It is of interest to note that the essential promise of this covenant is the same as that given to Abraham in Gen 17:7, to Moses in Exod 19:5–6. “I will be to them a God, and they shall be to me a people” (Heb 8:9b). Further, this involves the forgiveness of sins and the sanctification of his people: “For I will be merciful to their iniquities, and their sins will I remember no more” (Heb 8:12).
In Heb 12:24 Jesus is designated as the Mediator of the new covenant, and his blood is the basis on which the blessings of this covenant come upon his own. This is stated in that passage to which we have already referred, in which the author of Hebrews described the Church to which we have come in the new covenant (cf. Eph 5:25–27).
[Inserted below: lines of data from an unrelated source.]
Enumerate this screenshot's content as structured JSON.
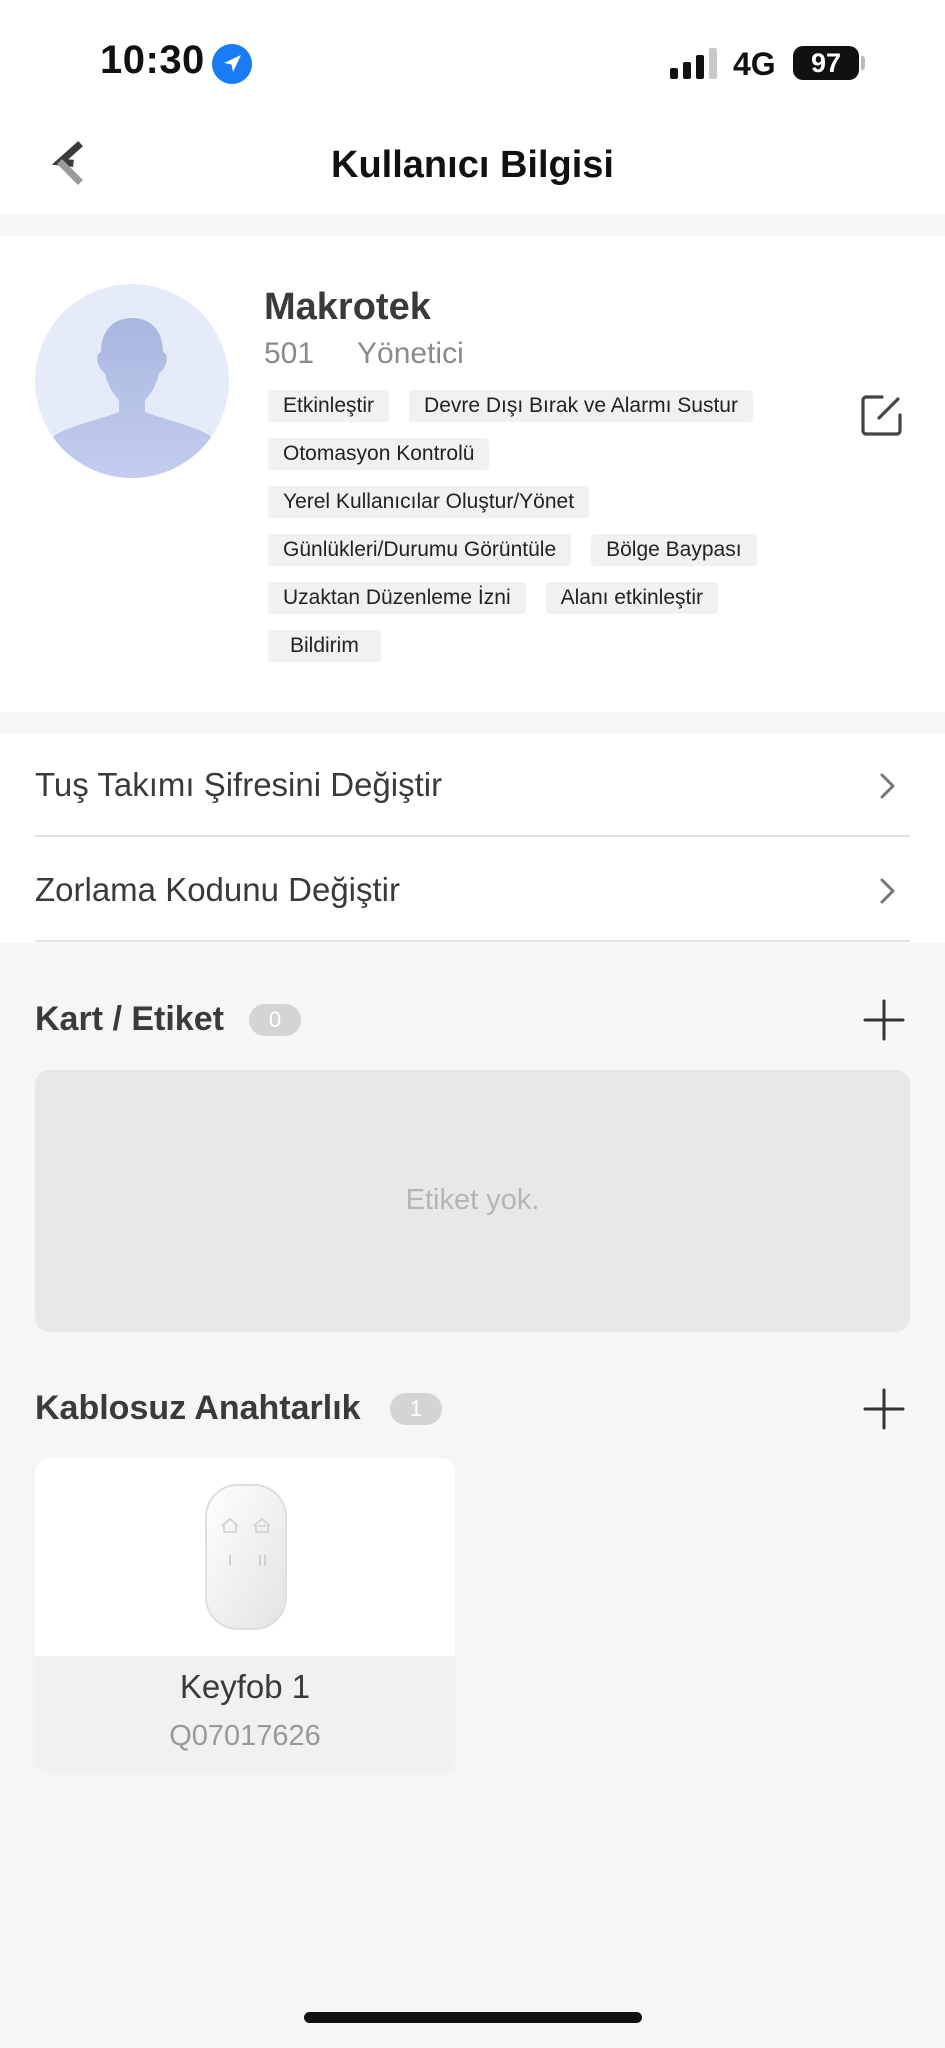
{
  "status_bar": {
    "time": "10:30",
    "network": "4G",
    "battery": "97"
  },
  "header": {
    "title": "Kullanıcı Bilgisi"
  },
  "profile": {
    "name": "Makrotek",
    "id": "501",
    "role": "Yönetici",
    "permissions": [
      "Etkinleştir",
      "Devre Dışı Bırak ve Alarmı Sustur",
      "Otomasyon Kontrolü",
      "Yerel Kullanıcılar Oluştur/Yönet",
      "Günlükleri/Durumu Görüntüle",
      "Bölge Baypası",
      "Uzaktan Düzenleme İzni",
      "Alanı etkinleştir",
      "Bildirim"
    ]
  },
  "menu": {
    "items": [
      {
        "label": "Tuş Takımı Şifresini Değiştir"
      },
      {
        "label": "Zorlama Kodunu Değiştir"
      }
    ]
  },
  "cards_section": {
    "title": "Kart / Etiket",
    "count": "0",
    "empty_text": "Etiket yok."
  },
  "keyfob_section": {
    "title": "Kablosuz Anahtarlık",
    "count": "1",
    "devices": [
      {
        "name": "Keyfob 1",
        "serial": "Q07017626"
      }
    ]
  },
  "colors": {
    "accent": "#1a7cf5",
    "background": "#f6f6f6",
    "card": "#ffffff",
    "tag_background": "#f1f1f1",
    "badge": "#d4d4d4"
  },
  "icons": [
    "location-arrow-icon",
    "signal-icon",
    "battery-icon",
    "back-chevron-icon",
    "user-silhouette-icon",
    "edit-icon",
    "chevron-right-icon",
    "plus-icon",
    "keyfob-icon"
  ]
}
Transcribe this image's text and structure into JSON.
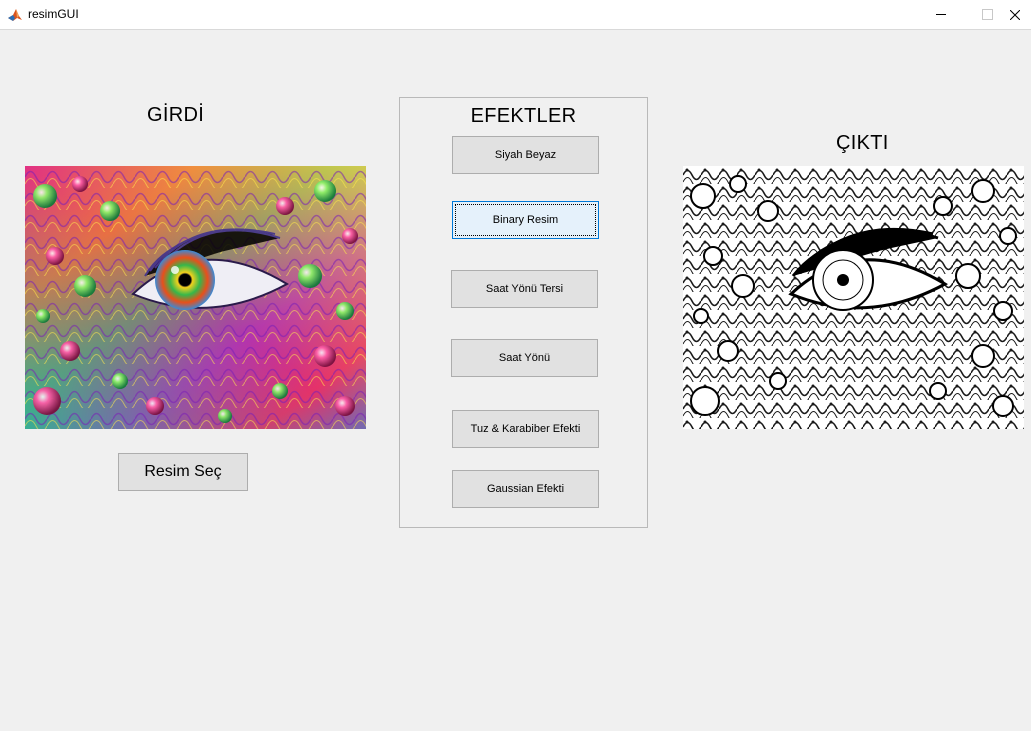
{
  "window": {
    "title": "resimGUI",
    "controls": {
      "minimize": "minimize-icon",
      "maximize": "maximize-icon",
      "close": "close-icon"
    }
  },
  "input_section": {
    "heading": "GİRDİ",
    "select_button_label": "Resim Seç"
  },
  "effects": {
    "title": "EFEKTLER",
    "buttons": [
      {
        "label": "Siyah Beyaz",
        "focused": false
      },
      {
        "label": "Binary Resim",
        "focused": true
      },
      {
        "label": "Saat Yönü Tersi",
        "focused": false
      },
      {
        "label": "Saat Yönü",
        "focused": false
      },
      {
        "label": "Tuz & Karabiber Efekti",
        "focused": false
      },
      {
        "label": "Gaussian Efekti",
        "focused": false
      }
    ]
  },
  "output_section": {
    "heading": "ÇIKTI"
  },
  "colors": {
    "background": "#f0f0f0",
    "button_face": "#e1e1e1",
    "focus_border": "#0078d7",
    "focus_fill": "#e5f1fb"
  }
}
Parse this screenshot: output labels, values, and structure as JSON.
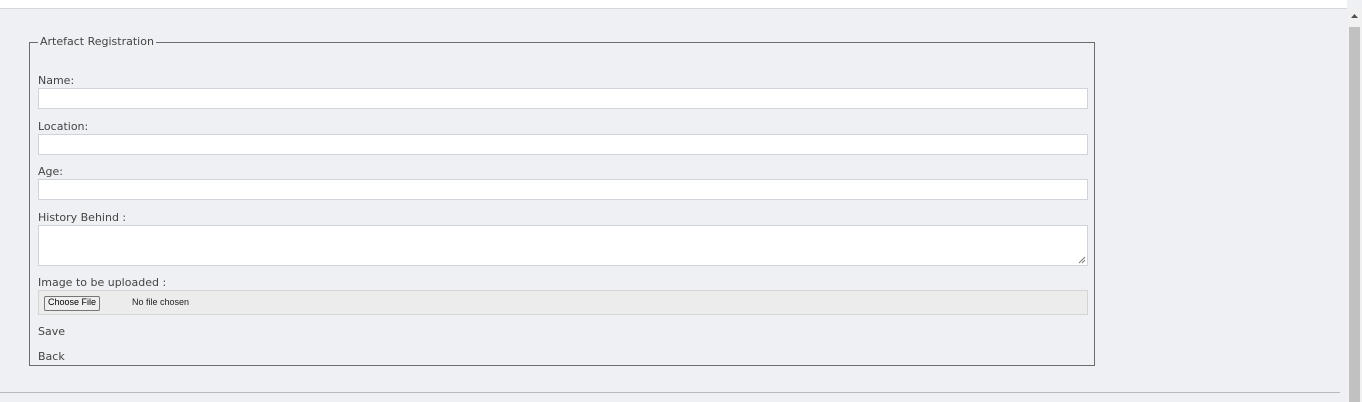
{
  "form": {
    "legend": "Artefact Registration",
    "fields": {
      "name_label": "Name:",
      "name_value": "",
      "location_label": "Location:",
      "location_value": "",
      "age_label": "Age:",
      "age_value": "",
      "history_label": "History Behind :",
      "history_value": "",
      "image_label": "Image to be uploaded :"
    },
    "file_input": {
      "button_label": "Choose File",
      "status": "No file chosen"
    },
    "actions": {
      "save_label": "Save",
      "back_label": "Back"
    }
  },
  "icons": {
    "scroll_up": "triangle-up-icon",
    "resize_grip": "resize-grip-icon"
  },
  "colors": {
    "page_background": "#eff0f4",
    "border": "#6c6c6c",
    "scroll_thumb": "#c1c1c1"
  }
}
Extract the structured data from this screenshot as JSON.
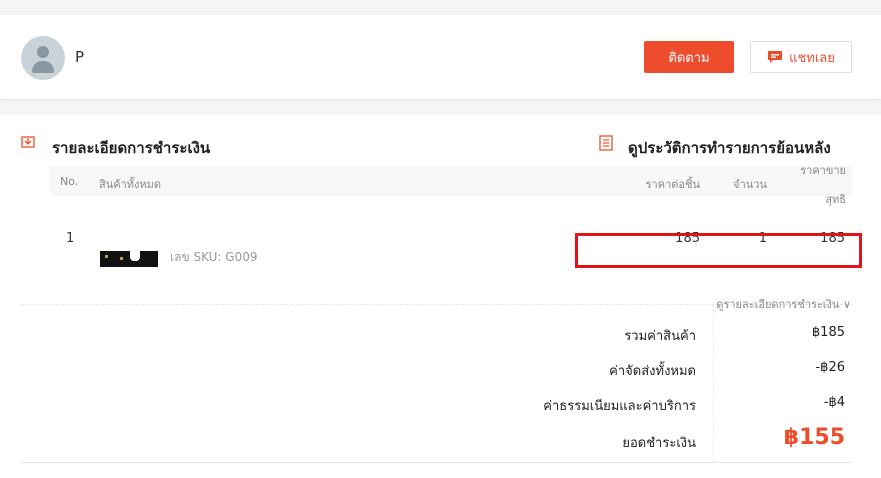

One cannot conclude a treatment of the covenant and the Church without looking to the vision of the final consummation and finding there a symbolic picture of the Church as the new Jerusalem. Here the promise of Gen 17:7 is reiterated. It is striking to realize that the final consummation cannot be described in higher terms than those in which it was given to Abraham:
And I saw a new heaven and new earth: for the first heaven and the first earth are passed away; and the sea is no more. And I saw the holy city, new Jerusalem, coming down out of heaven from God, made ready as a bride adorned for her husband. And I heard a great voice out of the throne saying, Behold, the tabernacle of God is with men, and he shall dwell with them, and they shall be his people, and God himself shall be with them, and be their God (Rev 21:1–3).
Taken from the Journal of the Evangelical Theological Society (March, 1978), pages 68-86.
Covenant Theology Poster
The Puritans made many posters, even in their day, to aid church members in understanding Scriptural truth. I created this new poster to cover the Covenant of Redemption, Covenant of Works and Covenant of Grace.
Check Out these Books on Covenant Theology
Presumptive Regeneration, or, the Baptismal Regeneration of Elect Infants by Cornelius Burges (1589-1665)
A Discourse on Covenant Theology and Infant Baptism by Cuthbert Sydenham (1622-1654)
Infant Baptism of Christ’s Appointment by Samuel Petto (1624-1711)
Covenant Holiness and Infant Baptism by Thomas Blake (1597-1657)
The Manifold Wisdom of God Seen in Covenant Theology by George Walker (1581-1651)
The Covenant of God by Thomas Blake (1597-1657)
A Chain of Theological Principles by John Arrowsmith (1602-1659)
The Covenant of Life Opened by Samuel Rutherford (1600-1661)
The Covenant of Grace Opened by Thomas Hooker (1586-1647)
The Covenant of Redemption by Samuel Willard (1640-1707)
The Covenant of Works and the Covenant of Grace by Edmund Calamy (1600-1666)
The Doctrine and Practice of Infant Baptism by John Brinsley (1600-1665)
God’s Covenant and Our Duty By Samuel Willard (1640-1707)
God’s Glory in Man’s Happiness by Francis Taylor (1589-1656)
Infant Baptism God’s Ordinance by Michael Harrison (1640-1729)
Jesus Christ God’s Shepherd by William Strong (d. 1654)